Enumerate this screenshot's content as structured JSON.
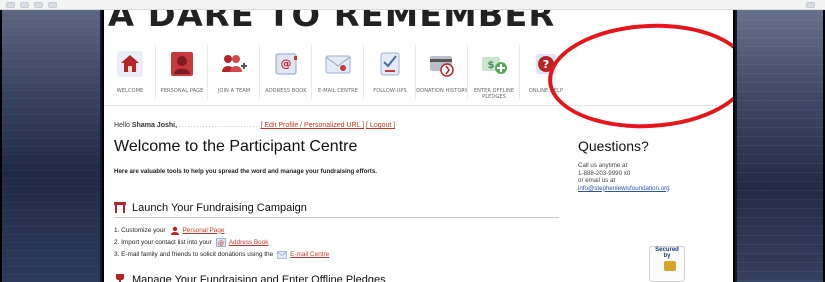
{
  "site_title": "A DARE TO REMEMBER",
  "nav": [
    {
      "label": "Welcome",
      "icon": "house-icon"
    },
    {
      "label": "Personal Page",
      "icon": "person-icon"
    },
    {
      "label": "Join a Team",
      "icon": "team-icon"
    },
    {
      "label": "Address Book",
      "icon": "address-book-icon"
    },
    {
      "label": "E-Mail Centre",
      "icon": "email-icon"
    },
    {
      "label": "Follow-Ups",
      "icon": "checklist-icon"
    },
    {
      "label": "Donation History",
      "icon": "credit-card-icon"
    },
    {
      "label": "Enter Offline Pledges",
      "icon": "money-plus-icon"
    },
    {
      "label": "Online Help",
      "icon": "help-icon"
    }
  ],
  "greeting": {
    "hello": "Hello",
    "name": "Shama Joshi,",
    "dots": "...........................",
    "edit_link": "[ Edit Profile / Personalized URL ]",
    "logout_link": "[ Logout ]"
  },
  "main": {
    "title": "Welcome to the Participant Centre",
    "intro": "Here are valuable tools to help you spread the word and manage your fundraising efforts.",
    "section1": "Launch Your Fundraising Campaign",
    "steps": [
      {
        "num": "1.",
        "text": "Customize your",
        "link": "Personal Page"
      },
      {
        "num": "2.",
        "text": "Import your contact list into your",
        "link": "Address Book"
      },
      {
        "num": "3.",
        "text": "E-mail family and friends to solicit donations using the",
        "link": "E-mail Centre"
      }
    ],
    "section2": "Manage Your Fundraising and Enter Offline Pledges"
  },
  "questions": {
    "title": "Questions?",
    "line1": "Call us anytime at",
    "phone": "1-888-203-9990 x0",
    "line2": "or email us at",
    "email": "info@stephenlewisfoundation.org"
  },
  "badge": {
    "line1": "Secured",
    "line2": "by"
  },
  "colors": {
    "highlight": "#e4161b",
    "link": "#c0392b",
    "email_link": "#2b55a5"
  }
}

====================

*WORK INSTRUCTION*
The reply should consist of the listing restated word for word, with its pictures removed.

*SOLUTION*
Enumerate this screenshot's content as structured JSON.
{
  "site_title": "A DARE TO REMEMBER",
  "nav": [
    {
      "label": "Welcome",
      "icon": "house-icon"
    },
    {
      "label": "Personal Page",
      "icon": "person-icon"
    },
    {
      "label": "Join a Team",
      "icon": "team-icon"
    },
    {
      "label": "Address Book",
      "icon": "address-book-icon"
    },
    {
      "label": "E-Mail Centre",
      "icon": "email-icon"
    },
    {
      "label": "Follow-Ups",
      "icon": "checklist-icon"
    },
    {
      "label": "Donation History",
      "icon": "credit-card-icon"
    },
    {
      "label": "Enter Offline Pledges",
      "icon": "money-plus-icon"
    },
    {
      "label": "Online Help",
      "icon": "help-icon"
    }
  ],
  "greeting": {
    "hello": "Hello",
    "name": "Shama Joshi,",
    "dots": "...........................",
    "edit_link": "[ Edit Profile / Personalized URL ]",
    "logout_link": "[ Logout ]"
  },
  "main": {
    "title": "Welcome to the Participant Centre",
    "intro": "Here are valuable tools to help you spread the word and manage your fundraising efforts.",
    "section1": "Launch Your Fundraising Campaign",
    "steps": [
      {
        "num": "1.",
        "text": "Customize your",
        "link": "Personal Page"
      },
      {
        "num": "2.",
        "text": "Import your contact list into your",
        "link": "Address Book"
      },
      {
        "num": "3.",
        "text": "E-mail family and friends to solicit donations using the",
        "link": "E-mail Centre"
      }
    ],
    "section2": "Manage Your Fundraising and Enter Offline Pledges"
  },
  "questions": {
    "title": "Questions?",
    "line1": "Call us anytime at",
    "phone": "1-888-203-9990 x0",
    "line2": "or email us at",
    "email": "info@stephenlewisfoundation.org"
  },
  "badge": {
    "line1": "Secured",
    "line2": "by"
  },
  "colors": {
    "highlight": "#e4161b",
    "link": "#c0392b",
    "email_link": "#2b55a5"
  }
}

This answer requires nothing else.